In early March, most health care providers in the United States had never seen a patient with COVID-19. Six months later, nearly every emergency department and intensive care unit clinician in the country is all too familiar with the virus. During that time, they’ve learned a lot about how to best treat patients as new evidence emerges around medications and clinical protocols.

Vizient’s latest data insights brief, COVID-19: inpatient pharmacy utilization and outcomes reveals medication trends in the early months of the pandemic. The report, updated this month, examines inpatient utilization and outcomes for select medications considered as potential treatments in COVID-19 between April and July 2020.

“We knew we had an opportunity to really look at what has changed in clinical practice, specifically around COVID-19. So, we started publishing a series of short data insights briefs highlighting what we were seeing during the evolving pandemic, realizing that clinical practice was changing sometimes on a weekly basis,” says Dr. David Levine, Vizient group senior vice president, advanced analytics and product management.

Early Months Marked by Rapid Shifts in COVID-19 Treatments

In its pharmacy utilization insights brief, Vizient evaluated utilization and outcomes metrics for five COVID-19 treatments for all available hospitals in its Clinical Data Base (over 400). The five treatments examined in the brief are hydroxychloroquine, famotidine, dexamethasone, tocilizumab and remdesivir. The report highlights observed and expected length of stay, percentage of ICU cases, percentage of expected and observed deaths and other metrics for each treatment.

“Hydroxychloroquine was really thought to be the treatment of choice in the beginning of the pandemic, so its utilization was between 50 and 60 percent of cases in April. By July, it had decreased to next to nothing after it was shown not to be effective,” notes Levine. “It was encouraging to see how quickly medicine was able to pivot based on early results.”

Highlights from the April-to-July report’s findings:

  • Cases using remdesivir and dexamethasone appear to be lower acuity or early intervention based on lower expected deaths and lower percentage of cases with ICU utilization and ventilation.
  • Initial data indicates more favorable mortality rates in patients receiving remdesivir or dexamethasone, but further investigation is needed as more data becomes available.
  • Increases in remdesivir and dexamethasone usage are seen between April and July 2020, which may be a result of shifting evidence and recommendations about their use in COVID-19.
  • In April, hydroxychloroquine was the most utilized drug but by July, it was the least utilized after the FDA revoked its emergency use authorization.
  • Famotidine is being utilized for side effects of other COVID treatments. It decreases gastric secretions, which are increased for people that are on ventilators as well as some of the drugs used for COVID that have gastrointestinal side effects.

The insights brief shows that tocilizumab, a newer drug, began gaining traction in April before decreasing slightly in May. While the data shows that patients on tocilizumab have worse outcomes than patients on some of the other treatments, this is most likely because tocilizumab seems to be reserved for the sickest patients. “It does seem that there is a benefit from the drug, but we definitely need more data,” adds Levine.
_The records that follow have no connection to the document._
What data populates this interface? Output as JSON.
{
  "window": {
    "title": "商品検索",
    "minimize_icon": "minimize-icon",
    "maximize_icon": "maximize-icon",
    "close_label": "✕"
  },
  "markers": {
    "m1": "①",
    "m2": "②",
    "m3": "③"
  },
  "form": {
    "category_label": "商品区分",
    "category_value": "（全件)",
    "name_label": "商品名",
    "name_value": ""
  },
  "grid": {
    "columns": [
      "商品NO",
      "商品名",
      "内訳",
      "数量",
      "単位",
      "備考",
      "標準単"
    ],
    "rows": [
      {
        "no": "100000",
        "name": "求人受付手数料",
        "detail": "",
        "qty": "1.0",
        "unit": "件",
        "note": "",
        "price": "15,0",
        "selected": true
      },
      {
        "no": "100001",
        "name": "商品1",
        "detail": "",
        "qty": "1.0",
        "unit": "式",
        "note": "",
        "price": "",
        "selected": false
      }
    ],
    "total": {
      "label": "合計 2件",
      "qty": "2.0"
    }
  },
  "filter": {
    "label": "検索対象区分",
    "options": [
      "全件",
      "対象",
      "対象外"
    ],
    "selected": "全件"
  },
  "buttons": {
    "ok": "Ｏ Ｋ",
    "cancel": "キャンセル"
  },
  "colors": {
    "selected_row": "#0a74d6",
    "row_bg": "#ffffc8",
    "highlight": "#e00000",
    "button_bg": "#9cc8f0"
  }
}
Levine is encouraged by the ongoing collaboration and sharing of emerging practices across health care. “It’s good to see that organizations are getting more selective and targeted in which drugs to use in which situations, meaning scientific knowledge has gotten out pretty quickly,” he says.

Anecdotally, Levine says the preliminary August data in the Clinical Data Base shows no significant shifts in COVID-19 treatment trends. He expects to publish a follow-up insights brief around the end of the year that analyzes COVID-19 treatments for the next few months. He and his team will also keep a close eye on how flu season impacts COVID-19. “As we enter flu season, we’ll also be monitoring whether the flu impacts the choice of therapeutics that hospitals are using to treat COVID-19 patients,” Levine says.

Clinical Data Base Brings Visibility and Clarity

The Vizient Clinical Data Base uses risk-adjusted methodologies and benchmarked outcomes data to help members measure quality and financial performance compared with other hospitals. It uncovers opportunities for performance improvement by combining risk-adjusted encounter data and line-item transaction details to show patient outcomes and utilization information.

“As soon as members submit their data, they are able to not only compare against themselves, but also against other hospitals and health systems,” says Levine. “There’s a strong culture of members sharing data around best practices in the clinical arena. It’s a wonderful community of improvement.”

As the pandemic evolves, Vizient continues to develop comprehensive resources for members, including COVID-19 insights briefs that use data from the Vizient Clinical Data Base. Reports on telemedicine use, elective procedures, health screenings and COVID-19 overall outcomes are just a few of the data insights briefs specific to COVID-19.

Learn more about the Vizient Clinical Data Base or to check out the COVID-19 data insights brief series, click here.

Published: October 21, 2020